Manipulating Chromosome Inheritance to Create New Plant-Breeding Technologies
Haploid plants that can be converted back to diploids are extremely useful in plant breeding. Such “doubled haploids” are the fastest way to generate fully homozygous true-breeding lines from heterozygous F1s, a process that normally takes 8–10 generations of inbreeding. Current protocols for producing haploid plants involve anther or ovule culture, or wide crosses followed by embryo rescue. These methods are genotype specific, inefficient, and difficult to apply to a wide variety of crops.
Our method of engineering centromeres to induce genome elimination is a novel approach for producing haploid plants. Haploids are produced through seed in Arabidopsis (removing the need for tissue culture) and are easily converted into fertile diploids. This method is immediately useful for studying natural variation in Arabidopsis. QTL (quantitative trait loci) mapping populations can now be easily constructed by any laboratory, encouraging investigators to study the most interesting accessions rather than working with preexisting recombinant inbred populations.
Because CENH3 is found in all eukaryotes, our haploid production method should theoretically work in any plant species. We are testing our method in tomato (which completely lacks a haploid production method) and in Brassica species related to cabbage and canola. These plants can be crossed with many wild relatives, allowing us to test the effect of parental centromere DNA differences on haploid production. We have also initiated a haploid production project in cassava and banana/plantain, two crops that lack breeding tools yet are crucial for food security in sub-Saharan Africa.

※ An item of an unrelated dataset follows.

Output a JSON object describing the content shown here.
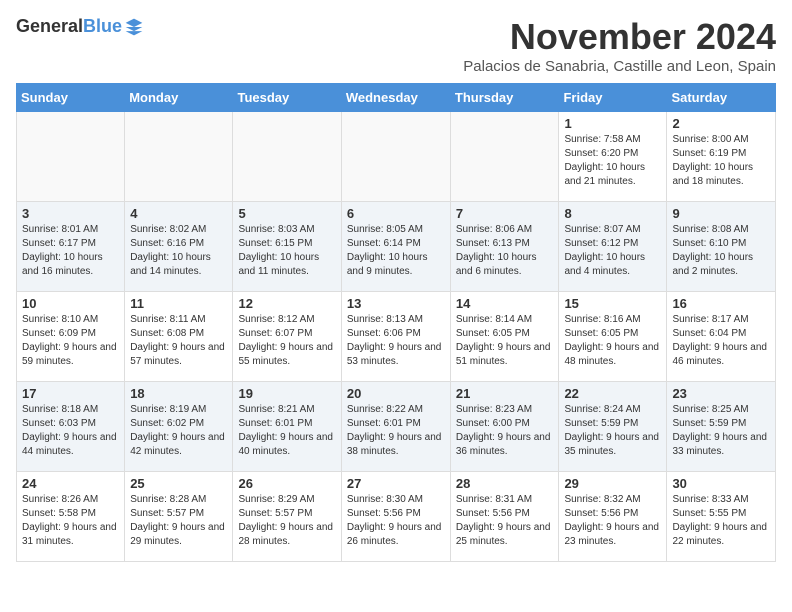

Clonal reproduction through seeds (apomixis) could revolutionize agriculture, by allowing farmers to propagate vigorous hybrid genotypes. In collaboration with Raphael Mercier (French National Institute for Agricultural Research/INRA) and Imran Siddiqi (Centre for Cell and Molecular Biology, India), we crossed mutants that produce clonal diploid gametes to a plant with altered CENH3 proteins. Loss of chromosomes from the cenh3 mutant yielded up to 35 percent of progeny that were clones of their parent, showing that genome elimination can produce seeds from clonal gametes. This proof-of-principle experiment still required a cross between two mutants. We are working to create a clonal reproduction system in a self-fertilizing plant. In principle, apomixis can now be engineered by manipulating just four conserved genes.
Grants from the National Science Foundation and the March of Dimes provided partial support for these projects.